May be you need to do an analysis of this car and clearly demonstrate to your fans why it’s a bad car.
My articles do not degrade vehicles, the manufacturers themselves do; and only when outclassed by the competition. The ‘goodness’ and ‘badness’ of a motor vehicle is all relative; it would be impossible to criticise a car if there was nothing comparable to use as a yardstick. The reason the Teana always plays second fiddle in my commentaries is because it is always being compared to equivalent Toyotas and we all know how that argument goes...
My February 7, 2018 article touched on the Teana’s flimsy unreliability (again, compared to its Toyota nemesis) and the propensity of its optional beige interior to gather stains like a politician’s reputation. I also touched on the high end grunt-y 3.5 litre V6 sourced from a sports car.
This does not sound like vilification at all, does it? The June 14, 2017 article tried to rationalise why Nissan was getting trounced in a game it once dominated, and I remember making reference to its financial woes preceding the Renault bailout. Car-making is a capitalist, resource-intensive enterprise, you cannot build proper cars if you have no money; what are you, the child of a deity? In a strange twist of events, the Renault-Nissan alliance has turned around from the money-based arranged marriage it initially was to an economic success story: the alliance is currently the world’s biggest car manufacturer. These folks shifted a lot of metal in 2017. Carlos Ghosn is a corporate god.
As for Range Rover... yea, that particular week did not go well as far as Their Lordships good graces were concerned, and all for what? Because I said an uncomfortable truth?
Did I actively dissuade anyone from buying a Range Rover, or did I specifically indicate that owning one is not for those living at or near the breadline? I’m not going to present a lie to the thousands of readers out there, so I will repeat what I said: you need voluminous pockets to own and operate a Range Rover; otherwise you are looking at transforming what is in reality one of the finest SUVs ever made into a metallic sculpture on a four-wheeled plinth... unless the suspension fails in which case it will just be a metallic sculpture lying on its belly.
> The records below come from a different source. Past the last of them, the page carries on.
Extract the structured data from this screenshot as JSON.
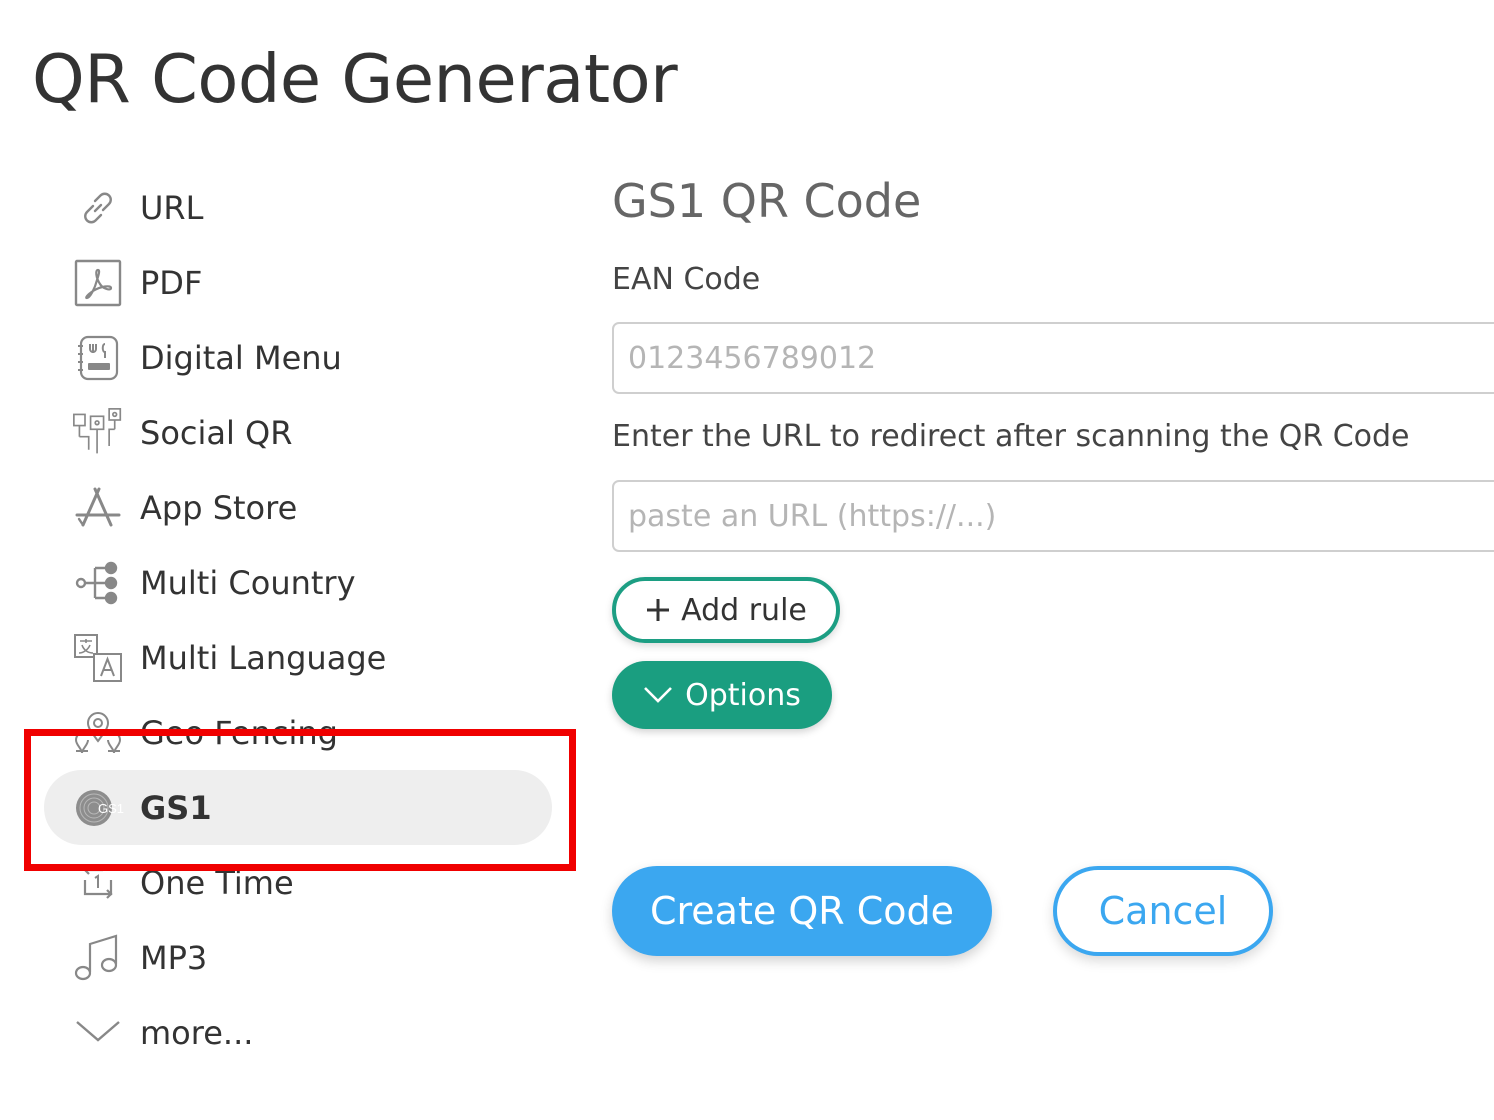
{
  "page": {
    "title": "QR Code Generator"
  },
  "sidebar": {
    "items": [
      {
        "label": "URL",
        "icon": "link-icon"
      },
      {
        "label": "PDF",
        "icon": "pdf-icon"
      },
      {
        "label": "Digital Menu",
        "icon": "menu-icon"
      },
      {
        "label": "Social QR",
        "icon": "social-icon"
      },
      {
        "label": "App Store",
        "icon": "app-store-icon"
      },
      {
        "label": "Multi Country",
        "icon": "multi-country-icon"
      },
      {
        "label": "Multi Language",
        "icon": "translate-icon"
      },
      {
        "label": "Geo Fencing",
        "icon": "geo-pin-icon"
      },
      {
        "label": "GS1",
        "icon": "gs1-icon",
        "active": true
      },
      {
        "label": "One Time",
        "icon": "one-time-icon"
      },
      {
        "label": "MP3",
        "icon": "music-note-icon"
      },
      {
        "label": "more...",
        "icon": "chevron-down-icon"
      }
    ],
    "icon_glyphs": {
      "gs1": "GS1"
    }
  },
  "form": {
    "title": "GS1 QR Code",
    "ean_label": "EAN Code",
    "ean_placeholder": "0123456789012",
    "url_label": "Enter the URL to redirect after scanning the QR Code",
    "url_placeholder": "paste an URL (https://...)",
    "add_rule_label": "Add rule",
    "options_label": "Options",
    "create_label": "Create QR Code",
    "cancel_label": "Cancel"
  },
  "colors": {
    "highlight": "#f00000",
    "accent_green": "#1a9e80",
    "accent_blue": "#3ba7f0",
    "active_bg": "#eeeeee"
  }
}
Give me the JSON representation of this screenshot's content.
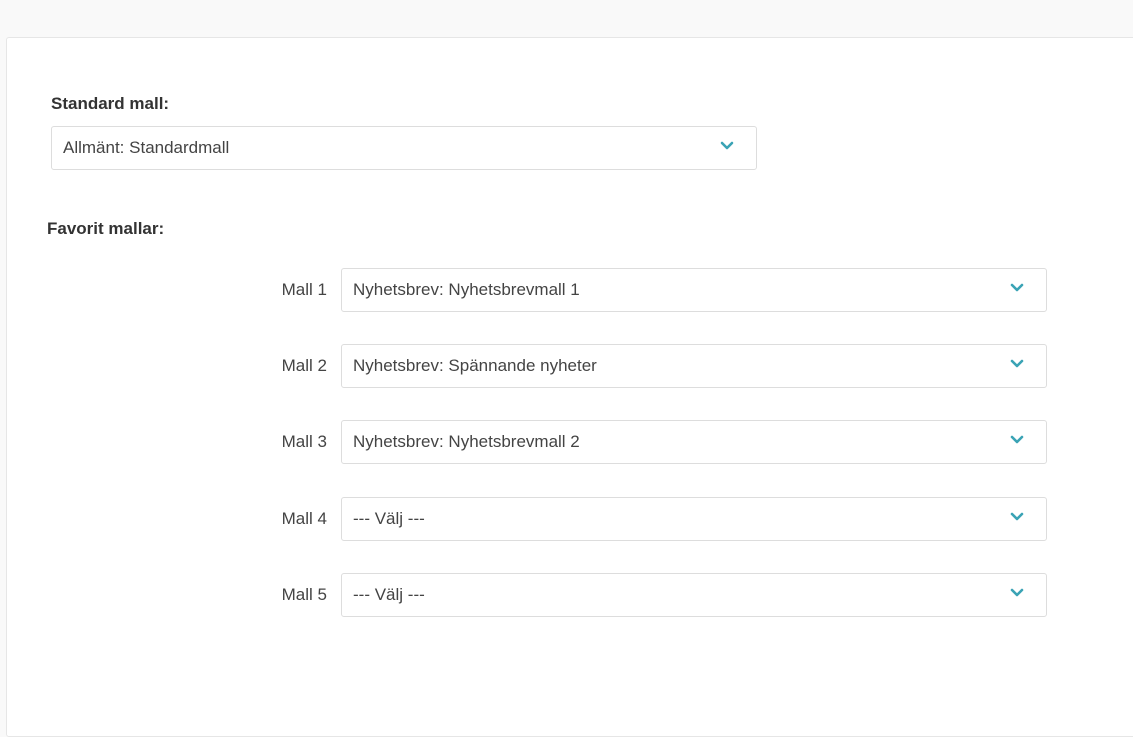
{
  "standard": {
    "label": "Standard mall:",
    "value": "Allmänt: Standardmall",
    "icon": "chevron-down-icon"
  },
  "favorites": {
    "label": "Favorit mallar:",
    "items": [
      {
        "label": "Mall 1",
        "value": "Nyhetsbrev: Nyhetsbrevmall 1"
      },
      {
        "label": "Mall 2",
        "value": "Nyhetsbrev: Spännande nyheter"
      },
      {
        "label": "Mall 3",
        "value": "Nyhetsbrev: Nyhetsbrevmall 2"
      },
      {
        "label": "Mall 4",
        "value": "--- Välj ---"
      },
      {
        "label": "Mall 5",
        "value": "--- Välj ---"
      }
    ]
  },
  "colors": {
    "accent": "#3aa3b5",
    "border": "#dddddd",
    "background": "#f9f9f9"
  }
}
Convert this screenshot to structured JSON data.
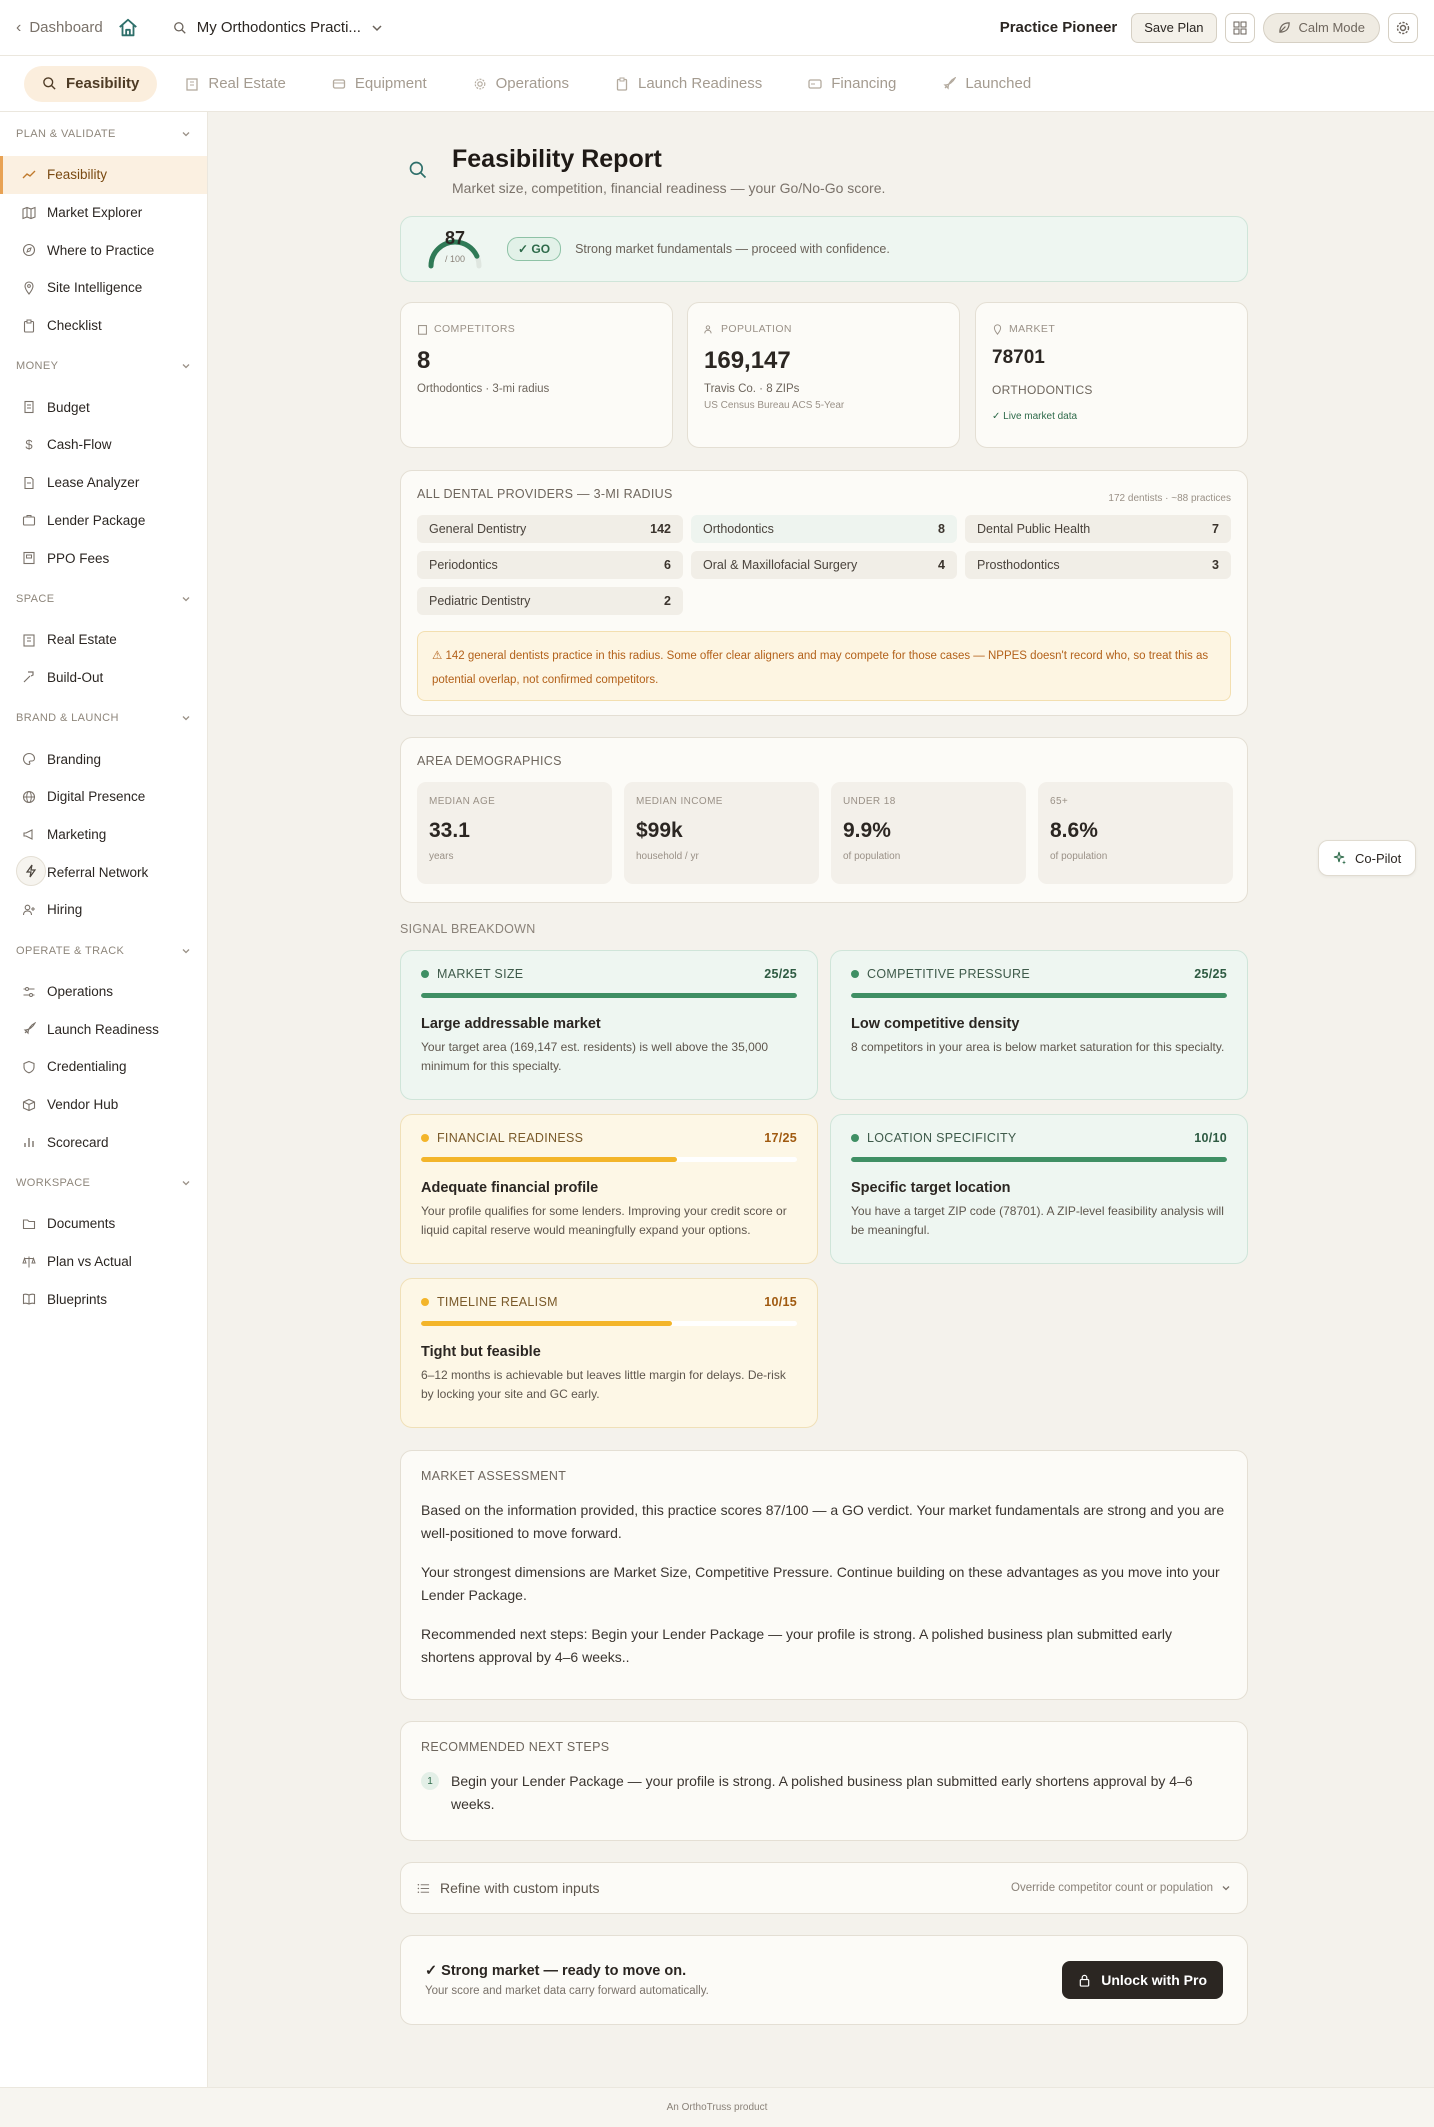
{
  "topbar": {
    "back_label": "Dashboard",
    "project_name": "My Orthodontics Practi...",
    "plan_tier": "Practice Pioneer",
    "save_label": "Save Plan",
    "calm_label": "Calm Mode"
  },
  "tabs": [
    {
      "label": "Feasibility",
      "icon": "search-icon"
    },
    {
      "label": "Real Estate",
      "icon": "building-icon"
    },
    {
      "label": "Equipment",
      "icon": "equipment-icon"
    },
    {
      "label": "Operations",
      "icon": "gear-icon"
    },
    {
      "label": "Launch Readiness",
      "icon": "clipboard-icon"
    },
    {
      "label": "Financing",
      "icon": "card-icon"
    },
    {
      "label": "Launched",
      "icon": "rocket-icon"
    }
  ],
  "sidebar": {
    "sections": [
      {
        "title": "PLAN & VALIDATE",
        "items": [
          "Feasibility",
          "Market Explorer",
          "Where to Practice",
          "Site Intelligence",
          "Checklist"
        ]
      },
      {
        "title": "MONEY",
        "items": [
          "Budget",
          "Cash-Flow",
          "Lease Analyzer",
          "Lender Package",
          "PPO Fees"
        ]
      },
      {
        "title": "SPACE",
        "items": [
          "Real Estate",
          "Build-Out"
        ]
      },
      {
        "title": "BRAND & LAUNCH",
        "items": [
          "Branding",
          "Digital Presence",
          "Marketing",
          "Referral Network",
          "Hiring"
        ]
      },
      {
        "title": "OPERATE & TRACK",
        "items": [
          "Operations",
          "Launch Readiness",
          "Credentialing",
          "Vendor Hub",
          "Scorecard"
        ]
      },
      {
        "title": "WORKSPACE",
        "items": [
          "Documents",
          "Plan vs Actual",
          "Blueprints"
        ]
      }
    ]
  },
  "header": {
    "title": "Feasibility Report",
    "subtitle": "Market size, competition, financial readiness — your Go/No-Go score."
  },
  "score": {
    "value": "87",
    "out_of": "/ 100",
    "fraction": 0.87,
    "verdict": "✓ GO",
    "message": "Strong market fundamentals — proceed with confidence."
  },
  "stats": {
    "competitors": {
      "label": "COMPETITORS",
      "value": "8",
      "sub": "Orthodontics · 3-mi radius"
    },
    "population": {
      "label": "POPULATION",
      "value": "169,147",
      "sub": "Travis Co. · 8 ZIPs",
      "source": "US Census Bureau ACS 5-Year"
    },
    "market": {
      "label": "MARKET",
      "value": "78701",
      "specialty": "ORTHODONTICS",
      "live": "✓ Live market data"
    }
  },
  "providers": {
    "title": "ALL DENTAL PROVIDERS — 3-MI RADIUS",
    "meta": "172 dentists · ~88 practices",
    "items": [
      {
        "name": "General Dentistry",
        "count": "142"
      },
      {
        "name": "Orthodontics",
        "count": "8"
      },
      {
        "name": "Dental Public Health",
        "count": "7"
      },
      {
        "name": "Periodontics",
        "count": "6"
      },
      {
        "name": "Oral & Maxillofacial Surgery",
        "count": "4"
      },
      {
        "name": "Prosthodontics",
        "count": "3"
      },
      {
        "name": "Pediatric Dentistry",
        "count": "2"
      }
    ],
    "warning": "⚠ 142 general dentists practice in this radius. Some offer clear aligners and may compete for those cases — NPPES doesn't record who, so treat this as potential overlap, not confirmed competitors."
  },
  "demographics": {
    "title": "AREA DEMOGRAPHICS",
    "items": [
      {
        "label": "MEDIAN AGE",
        "value": "33.1",
        "unit": "years"
      },
      {
        "label": "MEDIAN INCOME",
        "value": "$99k",
        "unit": "household / yr"
      },
      {
        "label": "UNDER 18",
        "value": "9.9%",
        "unit": "of population"
      },
      {
        "label": "65+",
        "value": "8.6%",
        "unit": "of population"
      }
    ]
  },
  "signals": {
    "title": "SIGNAL BREAKDOWN",
    "items": [
      {
        "label": "MARKET SIZE",
        "score": "25/25",
        "fraction": 1.0,
        "tone": "green",
        "headline": "Large addressable market",
        "text": "Your target area (169,147 est. residents) is well above the 35,000 minimum for this specialty."
      },
      {
        "label": "COMPETITIVE PRESSURE",
        "score": "25/25",
        "fraction": 1.0,
        "tone": "green",
        "headline": "Low competitive density",
        "text": "8 competitors in your area is below market saturation for this specialty."
      },
      {
        "label": "FINANCIAL READINESS",
        "score": "17/25",
        "fraction": 0.68,
        "tone": "amber",
        "headline": "Adequate financial profile",
        "text": "Your profile qualifies for some lenders. Improving your credit score or liquid capital reserve would meaningfully expand your options."
      },
      {
        "label": "LOCATION SPECIFICITY",
        "score": "10/10",
        "fraction": 1.0,
        "tone": "green",
        "headline": "Specific target location",
        "text": "You have a target ZIP code (78701). A ZIP-level feasibility analysis will be meaningful."
      },
      {
        "label": "TIMELINE REALISM",
        "score": "10/15",
        "fraction": 0.667,
        "tone": "amber",
        "headline": "Tight but feasible",
        "text": "6–12 months is achievable but leaves little margin for delays. De-risk by locking your site and GC early."
      }
    ]
  },
  "assessment": {
    "title": "MARKET ASSESSMENT",
    "paragraphs": [
      "Based on the information provided, this practice scores 87/100 — a GO verdict. Your market fundamentals are strong and you are well-positioned to move forward.",
      "Your strongest dimensions are Market Size, Competitive Pressure. Continue building on these advantages as you move into your Lender Package.",
      "Recommended next steps: Begin your Lender Package — your profile is strong. A polished business plan submitted early shortens approval by 4–6 weeks.."
    ]
  },
  "next_steps": {
    "title": "RECOMMENDED NEXT STEPS",
    "items": [
      {
        "n": "1",
        "text": "Begin your Lender Package — your profile is strong. A polished business plan submitted early shortens approval by 4–6 weeks."
      }
    ]
  },
  "refine": {
    "label": "Refine with custom inputs",
    "hint": "Override competitor count or population"
  },
  "cta": {
    "title": "✓ Strong market — ready to move on.",
    "sub": "Your score and market data carry forward automatically.",
    "button": "Unlock with Pro"
  },
  "copilot_label": "Co-Pilot",
  "footer": "An OrthoTruss product",
  "colors": {
    "accent": "#e8a254",
    "green": "#3f8f64",
    "amber": "#f3b52a",
    "dark": "#2b2622"
  }
}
Someone needs to lecture both you and the PR agents of these car companies on the mind-clearing qualities of facing reality, as well as the nuances of the written word. I’m not here to shill for anyone or to write ad copy. I am here to open people’s eyes.
Challenge accepted. One video review of the Nissan Teana coming up, complete with the highlights I brought up and many more I did not.
I first have to find someone with a Nissan Teana to give out; I doubt any of them will be generous or forthcoming after they read this... You, on the other hand, show me exactly where I said a Teana is a “bad” car without paraphrasing or extrapolating my metaphors and analogies to illogical conclusions. It’s okay to like a Teana; many do. This, however, does not make it the best vehicle in the world.